I went to school in New York, worked there as an assistant costume designer for film for several years thereafter, then picked up and moved to LA. I didn't know a (professional) soul there, and moved in with my wonderful aunt and uncle in Newport Beach. Not a bad deal. I then got wrangled into the crazy world of celebrity styling (The Rachel Zoe project was NOT an exaggeration, guys) I did some amazing work, and worked with photographers, stylists, and celebrities that I've admired all my life. 

Then I moved back to New Jersey. Initially for a job opportunity that didn't pan out due to logistics (aka a 70 mile drive, for a very well known high-end e-tailer) Now what? I was back to my small beach town life, and couldn't help but feel I had outgrown most of the people and places I had known all my life. The song Brandy makes me cry because it's what my life would've been had I never left. Just a harbor town girl throwin whiskey down for the local sailors... Brandy... you're fine girl... what gooooood wife you would be.... 

Anyway... Reese's character in Sweet Home Alabama, left town and became a successful fashion designer in *exotic* New York City, and, upon her return home, is pretty much an asshole. She exerts all of her energy denying her small town roots, up-keeping the veil that she is a New Yorker worthy of marrying her politico-socialite finance. Of course, it is impossible to ignore your roots- she learns the err of her ways, embraces her southern heritage, and falls back in love with that hot guy from high school who turned out to be a millionaire selling lighting glass (?) wtf. {If anyone I went to high school with is now a millionaire selling, I don't know... drift wood from hurricane damage... please raise your hand and make a dinner reservation}

I guess what I saw in the movie this time around is that it's so important not to loose sight of the real world, and to appreciate and embrace your roots. Professionally, being from a different background than your co-workers or clients, should be viewed as a strength and embraced. 

In the world of fashion- people take themselves way too seriously, and I make it a personal goal of mine to break that seriousness whenever possible.
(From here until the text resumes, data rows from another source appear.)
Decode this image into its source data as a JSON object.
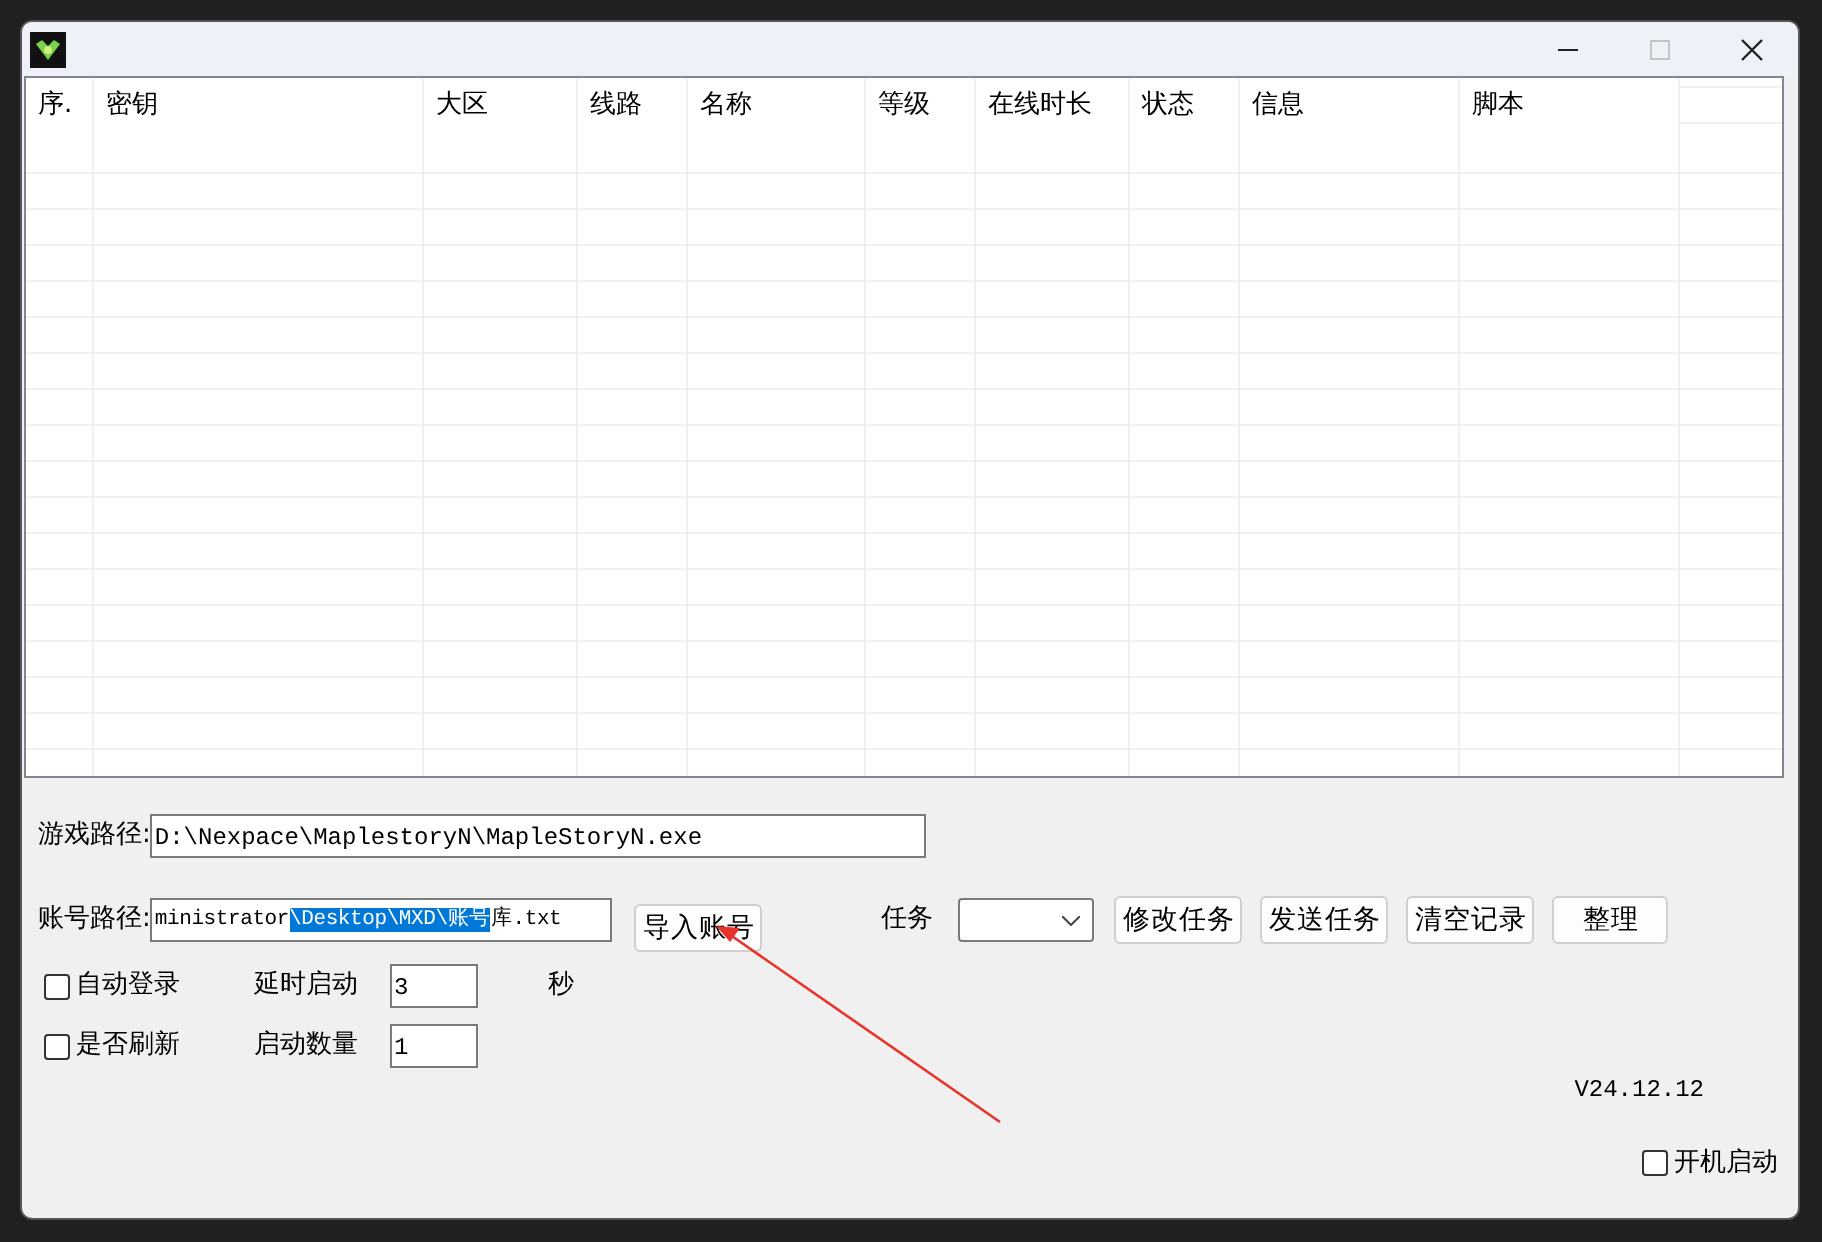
{
  "window": {
    "controls": [
      {
        "kind": "minimize",
        "disabled": false
      },
      {
        "kind": "maximize",
        "disabled": true
      },
      {
        "kind": "close",
        "disabled": false
      }
    ]
  },
  "table": {
    "columns": [
      "序.",
      "密钥",
      "大区",
      "线路",
      "名称",
      "等级",
      "在线时长",
      "状态",
      "信息",
      "脚本"
    ]
  },
  "game_path": {
    "label": "游戏路径:",
    "value": "D:\\Nexpace\\MaplestoryN\\MapleStoryN.exe"
  },
  "account_path": {
    "label": "账号路径:",
    "value_before": "ministrator",
    "value_selected": "\\Desktop\\MXD\\账号",
    "value_after": "库.txt"
  },
  "import_button": "导入账号",
  "task": {
    "label": "任务"
  },
  "task_buttons": [
    "修改任务",
    "发送任务",
    "清空记录",
    "整理"
  ],
  "auto_login": {
    "label": "自动登录",
    "checked": false
  },
  "refresh": {
    "label": "是否刷新",
    "checked": false
  },
  "delay": {
    "label": "延时启动",
    "value": "3",
    "unit": "秒"
  },
  "count": {
    "label": "启动数量",
    "value": "1"
  },
  "version": "V24.12.12",
  "autostart": {
    "label": "开机启动",
    "checked": false
  }
}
I've cracked jokes as an assistant on shoots with major celebrities because everyone was being too uptight- and you know what? It created a mood of levity that created better work. 

So, fashion people- stop being assholes and start having more fun. 

Stylish Cinema: An Education

I love movies. Good movies, bad movies, funny movies, old movies, NOT scary movies- I don't like those. But my favorite movies are always movies that have superb costume design, so I thought I'd pick a few and tell you why, beginning with An Education. 

Carey Mulligan is probably my favorite young actress, and she commands the role of a 17 year old London school girl, Jenny, in the early 60's, struggling to get enthused about University. To remedy her boredom, she gets entangled with Peter Sarsgaard's David, and his glamorous posse. Joining them on trips to Paris, where she buys French cigarettes and Chanel No. 5 for the other girls at school, art auctions, and horse races… and you can probably guess how things pan out for the couple… but I won't tell you here. 

But the WARDROBE. Oh the wardrobe. From Jenny's frumpy (but kind of chic!) school uniform, to her slow transformation into wanna-be-socialite, costume designer Odile Dicks-Mireaux shows the journey of the character through the clothes. When she realizes she needs to up her style game if she wants to fit in with the fast crowd, Jenny seeks a makeover from Rosamund Pike's uber-glam Helen. The result is a awkward glamour, Jenny looks great- but you can tell she's still kind of 'faking it'.  

An Education also speaks to the Savile Row boom of 60's London, and the men look smart in their navy suits, spread collars, and tie bars. Fun fact- Savile Row was the first place I had to see when I visited London- it's a menswear fanatic's Mecca. Another fun fact- the Beatle's Apple Record Studio is on Savile Row. 

Anyway… see An Education.